Stored records

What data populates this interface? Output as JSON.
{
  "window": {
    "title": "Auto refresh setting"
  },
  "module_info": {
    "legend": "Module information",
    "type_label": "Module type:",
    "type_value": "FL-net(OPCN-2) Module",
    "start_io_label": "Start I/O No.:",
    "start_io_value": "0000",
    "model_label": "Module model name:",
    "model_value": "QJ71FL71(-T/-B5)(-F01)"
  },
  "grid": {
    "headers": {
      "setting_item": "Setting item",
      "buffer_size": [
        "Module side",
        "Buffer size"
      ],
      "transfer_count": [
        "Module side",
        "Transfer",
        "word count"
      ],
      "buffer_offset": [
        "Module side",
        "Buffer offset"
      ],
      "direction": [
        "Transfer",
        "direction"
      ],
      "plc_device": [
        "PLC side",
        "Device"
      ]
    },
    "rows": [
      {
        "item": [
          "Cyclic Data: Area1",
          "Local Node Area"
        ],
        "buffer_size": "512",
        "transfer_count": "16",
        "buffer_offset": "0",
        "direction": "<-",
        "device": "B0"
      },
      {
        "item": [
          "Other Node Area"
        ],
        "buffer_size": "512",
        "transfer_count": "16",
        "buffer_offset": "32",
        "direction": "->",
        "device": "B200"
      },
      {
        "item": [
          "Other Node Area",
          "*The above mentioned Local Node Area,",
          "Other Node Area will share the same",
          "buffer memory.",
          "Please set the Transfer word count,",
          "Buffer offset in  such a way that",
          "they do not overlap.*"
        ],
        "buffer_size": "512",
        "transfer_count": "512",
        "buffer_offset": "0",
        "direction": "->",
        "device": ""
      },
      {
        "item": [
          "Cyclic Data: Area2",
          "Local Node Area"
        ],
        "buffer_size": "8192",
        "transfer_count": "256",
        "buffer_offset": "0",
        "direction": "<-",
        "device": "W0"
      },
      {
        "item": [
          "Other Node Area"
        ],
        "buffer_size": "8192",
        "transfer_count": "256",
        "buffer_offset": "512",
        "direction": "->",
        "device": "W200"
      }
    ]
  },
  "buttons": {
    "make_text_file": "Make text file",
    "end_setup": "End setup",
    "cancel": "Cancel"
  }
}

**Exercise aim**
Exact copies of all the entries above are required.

**Exercise answer**
What data populates this interface? Output as JSON.
{
  "window": {
    "title": "Auto refresh setting"
  },
  "module_info": {
    "legend": "Module information",
    "type_label": "Module type:",
    "type_value": "FL-net(OPCN-2) Module",
    "start_io_label": "Start I/O No.:",
    "start_io_value": "0000",
    "model_label": "Module model name:",
    "model_value": "QJ71FL71(-T/-B5)(-F01)"
  },
  "grid": {
    "headers": {
      "setting_item": "Setting item",
      "buffer_size": [
        "Module side",
        "Buffer size"
      ],
      "transfer_count": [
        "Module side",
        "Transfer",
        "word count"
      ],
      "buffer_offset": [
        "Module side",
        "Buffer offset"
      ],
      "direction": [
        "Transfer",
        "direction"
      ],
      "plc_device": [
        "PLC side",
        "Device"
      ]
    },
    "rows": [
      {
        "item": [
          "Cyclic Data: Area1",
          "Local Node Area"
        ],
        "buffer_size": "512",
        "transfer_count": "16",
        "buffer_offset": "0",
        "direction": "<-",
        "device": "B0"
      },
      {
        "item": [
          "Other Node Area"
        ],
        "buffer_size": "512",
        "transfer_count": "16",
        "buffer_offset": "32",
        "direction": "->",
        "device": "B200"
      },
      {
        "item": [
          "Other Node Area",
          "*The above mentioned Local Node Area,",
          "Other Node Area will share the same",
          "buffer memory.",
          "Please set the Transfer word count,",
          "Buffer offset in  such a way that",
          "they do not overlap.*"
        ],
        "buffer_size": "512",
        "transfer_count": "512",
        "buffer_offset": "0",
        "direction": "->",
        "device": ""
      },
      {
        "item": [
          "Cyclic Data: Area2",
          "Local Node Area"
        ],
        "buffer_size": "8192",
        "transfer_count": "256",
        "buffer_offset": "0",
        "direction": "<-",
        "device": "W0"
      },
      {
        "item": [
          "Other Node Area"
        ],
        "buffer_size": "8192",
        "transfer_count": "256",
        "buffer_offset": "512",
        "direction": "->",
        "device": "W200"
      }
    ]
  },
  "buttons": {
    "make_text_file": "Make text file",
    "end_setup": "End setup",
    "cancel": "Cancel"
  }
}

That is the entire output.